This petition from the town of Dracut to the Massachusetts General Court was typical in both the grievances it listed and in the remedies it proposed.
Courtesy American Antiquarian Society, Worcester, MA
To pay the state's large war debt, the Massachusetts government had increased taxes. In order to obtain the cash to pay those taxes, people called in private debts. The consequence, as a County Convention held at Worcester in September, 1786 noted, was "an amazing flood of lawsuits." (1)
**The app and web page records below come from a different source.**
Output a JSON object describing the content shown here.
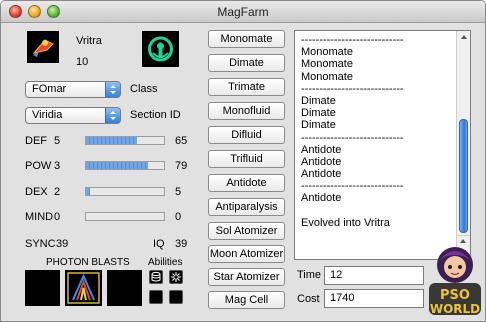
{
  "window": {
    "title": "MagFarm"
  },
  "mag": {
    "name": "Vritra",
    "level": "10"
  },
  "class": {
    "label": "Class",
    "selected": "FOmar"
  },
  "section_id": {
    "label": "Section ID",
    "selected": "Viridia"
  },
  "stats": [
    {
      "label": "DEF",
      "level": "5",
      "value": "65",
      "progress": 0.65
    },
    {
      "label": "POW",
      "level": "3",
      "value": "79",
      "progress": 0.79
    },
    {
      "label": "DEX",
      "level": "2",
      "value": "5",
      "progress": 0.05
    },
    {
      "label": "MIND",
      "level": "0",
      "value": "0",
      "progress": 0.0
    }
  ],
  "sync": {
    "label": "SYNC",
    "value": "39"
  },
  "iq": {
    "label": "IQ",
    "value": "39"
  },
  "photon_blasts": {
    "label": "PHOTON BLASTS"
  },
  "abilities": {
    "label": "Abilities"
  },
  "items": [
    "Monomate",
    "Dimate",
    "Trimate",
    "Monofluid",
    "Difluid",
    "Trifluid",
    "Antidote",
    "Antiparalysis",
    "Sol Atomizer",
    "Moon Atomizer",
    "Star Atomizer",
    "Mag Cell"
  ],
  "log": [
    "----------------------------",
    "Monomate",
    "Monomate",
    "Monomate",
    "----------------------------",
    "Dimate",
    "Dimate",
    "Dimate",
    "----------------------------",
    "Antidote",
    "Antidote",
    "Antidote",
    "----------------------------",
    "Antidote",
    "",
    "Evolved into Vritra"
  ],
  "time": {
    "label": "Time",
    "value": "12"
  },
  "cost": {
    "label": "Cost",
    "value": "1740"
  },
  "logo": {
    "line1": "PSO",
    "line2": "WORLD"
  },
  "colors": {
    "bar_fill": "#5b98e0",
    "scroll_thumb": "#2f78d6"
  },
  "icons": {
    "mag_icon": "mag-vritra-icon",
    "section_icon": "viridia-section-icon"
  }
}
The problem was that there was not enough cash in circulation to meet the increased demand. Matthias Rice of Pepperall replied to his creditor's repeated demands for payment for two debts that "[I]t has not been in my power to pay them as yet, nor can think that is possable to pay them this Spring unless I can turn lumer [?] into Cash." Rice wrote with frustration that "if I was to sell Every thing that I have on Earth it would not obtain Money, you must Sir be very Sensible that it is out of the power of pepol in general to command cash at this time." (2) As debtor defaults rose, the numbers of people imprisoned for non-payment of debts skyrocketed. (3) Deputy Sheriff Thomas Ward of Shrewsbury was kept busy arresting debtors on behalf of creditors determined that obligations be satisfied "one way or the other." By December 1785, over 20 debtors were crowded into a tiny unheated garret in the Worcester County debtor's prison where they plaintively petitioned for relief from conditions "by no means fit for any of the Human Race."( 4)
Petitions pleading for legislative relief inundated the General Court. Citizens of Athol reported that "our property is torn from us Our goals filld [with debtors] and Still our Depts not Discharged but our property Daily Diminishing…" (5) Dracut joined other towns in asking the government to pass laws making real and personal estate as well as gold and silver a legal tender. Otherwise, the Dracut petitioners informed the General Court, it would be "out of the Power of a great part of the Community, as well as the Inhabitants of this town, to Extricate themselves from the Labyrinth of Debt into which they are fallen…" (6) A petition from the town of Greenwich assured the governor and legislature that "We are sencable also that A great Debt is Justly brought upon Us by the War and we are as Willing to pay our share towards itt as We are to injoy our shars in independancy and Constatutional priveledges in the commonwelth if itt Was in our power." But, the petitioners pointed out,
when we Compute the taxes Laid upon us the five preceeding years the State & County town and class taxes the ammount is Equil to What our farms Will Rent for sirs in This situation What have We to Live on: No money to be had: our Estates dayly polled and sold…What can your honours Ask of us unless A paper Currancy or some other meadium be provided so that we may pay our taxes and Debts. (7)
On September 26, 1786, the Hampshire Gazette published an anonymous letter blaming the current unrest and court closings on high taxes: "The body of the people do not understand politicks; but they know…that greater sums in taxes are demanded of them than many of them can pay…" (8) To make matters worse, tax revenues were going not only toward the large foreign debt accumulated during the war, but also to pay the interest on state securities bought up at depreciated rates by those possessing the nerve and the resources to speculate in them. Many people, including returning veterans, had been forced by circumstance to sell these same securities for a fraction of their value. Now, asked "An Old Soldier" in the Hampshire Herald,
Shall the man, who has sauntered at home during the war, enjoying the smiles of fortune: wallowing in affluence, and fattening in the sunshine of ease and prosperity:- and shall I be taxed with my little farm to make them good in the hands of the present holders, who are mostly men of this description: forbid it humanity: forbid it gratitude and justice (9)